■ The task ■
Only the lines that contain the string "JSON" belong in the answer; pull them from the records.

Stored dataset items

>>

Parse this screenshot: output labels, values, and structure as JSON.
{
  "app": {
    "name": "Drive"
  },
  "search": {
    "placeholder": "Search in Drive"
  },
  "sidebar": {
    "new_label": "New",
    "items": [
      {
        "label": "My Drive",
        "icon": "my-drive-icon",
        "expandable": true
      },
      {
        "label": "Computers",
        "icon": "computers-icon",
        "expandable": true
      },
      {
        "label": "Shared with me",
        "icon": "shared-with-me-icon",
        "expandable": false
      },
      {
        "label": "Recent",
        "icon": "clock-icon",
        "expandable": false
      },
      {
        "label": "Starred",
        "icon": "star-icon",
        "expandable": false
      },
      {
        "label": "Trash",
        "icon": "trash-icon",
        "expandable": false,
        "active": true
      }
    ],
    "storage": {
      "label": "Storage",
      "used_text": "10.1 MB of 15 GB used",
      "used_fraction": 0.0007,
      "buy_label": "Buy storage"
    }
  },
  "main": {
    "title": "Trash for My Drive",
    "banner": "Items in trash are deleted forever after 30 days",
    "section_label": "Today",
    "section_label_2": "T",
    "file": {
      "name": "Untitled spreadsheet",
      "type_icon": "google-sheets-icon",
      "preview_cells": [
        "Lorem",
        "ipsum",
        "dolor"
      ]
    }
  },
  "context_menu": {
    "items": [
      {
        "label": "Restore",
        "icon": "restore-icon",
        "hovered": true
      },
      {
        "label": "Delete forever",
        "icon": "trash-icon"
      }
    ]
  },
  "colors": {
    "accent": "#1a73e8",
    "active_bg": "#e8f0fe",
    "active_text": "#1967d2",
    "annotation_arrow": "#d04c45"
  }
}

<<
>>

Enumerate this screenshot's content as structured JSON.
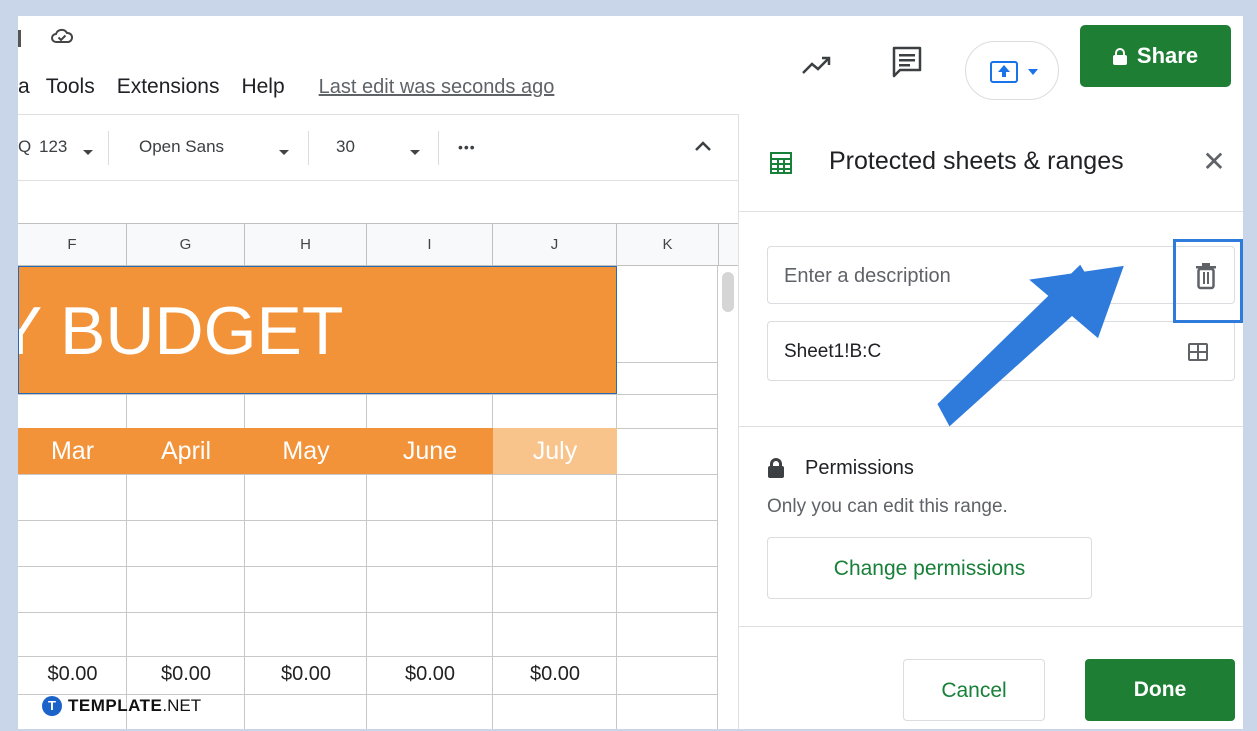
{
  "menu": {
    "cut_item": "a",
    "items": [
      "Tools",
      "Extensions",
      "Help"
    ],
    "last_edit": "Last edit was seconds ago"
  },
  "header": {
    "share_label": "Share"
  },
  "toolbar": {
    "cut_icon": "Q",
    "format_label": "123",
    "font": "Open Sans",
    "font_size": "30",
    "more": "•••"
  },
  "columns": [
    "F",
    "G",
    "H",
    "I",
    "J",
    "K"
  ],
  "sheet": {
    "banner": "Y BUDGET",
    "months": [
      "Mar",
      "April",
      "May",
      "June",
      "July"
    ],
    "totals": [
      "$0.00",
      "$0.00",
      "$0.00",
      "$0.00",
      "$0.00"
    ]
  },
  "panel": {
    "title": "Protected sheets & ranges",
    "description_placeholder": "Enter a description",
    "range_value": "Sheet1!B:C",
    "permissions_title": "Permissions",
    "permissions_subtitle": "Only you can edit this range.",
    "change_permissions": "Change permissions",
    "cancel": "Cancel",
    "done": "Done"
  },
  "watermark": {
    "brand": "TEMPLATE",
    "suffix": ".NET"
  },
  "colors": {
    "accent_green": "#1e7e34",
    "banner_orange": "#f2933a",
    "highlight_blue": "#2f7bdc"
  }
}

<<
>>

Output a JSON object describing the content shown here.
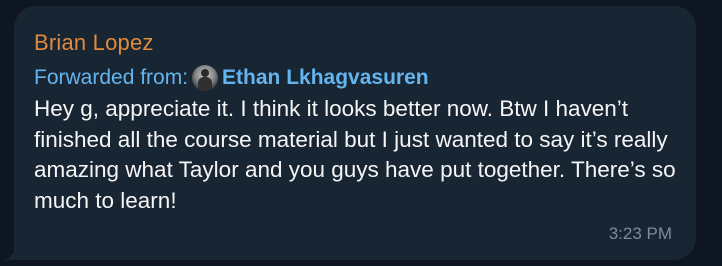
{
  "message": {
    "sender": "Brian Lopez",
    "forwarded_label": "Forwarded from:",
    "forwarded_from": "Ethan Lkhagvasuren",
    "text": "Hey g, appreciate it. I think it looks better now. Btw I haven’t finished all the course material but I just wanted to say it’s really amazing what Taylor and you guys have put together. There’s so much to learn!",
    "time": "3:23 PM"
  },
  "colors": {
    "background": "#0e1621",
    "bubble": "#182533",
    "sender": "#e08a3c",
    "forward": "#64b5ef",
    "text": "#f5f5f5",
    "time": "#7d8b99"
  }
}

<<

■ Task result ■
Parse this screenshot: output labels, values, and structure as JSON.
Enumerate this screenshot's content as structured JSON.
Output a JSON object describing the content shown here.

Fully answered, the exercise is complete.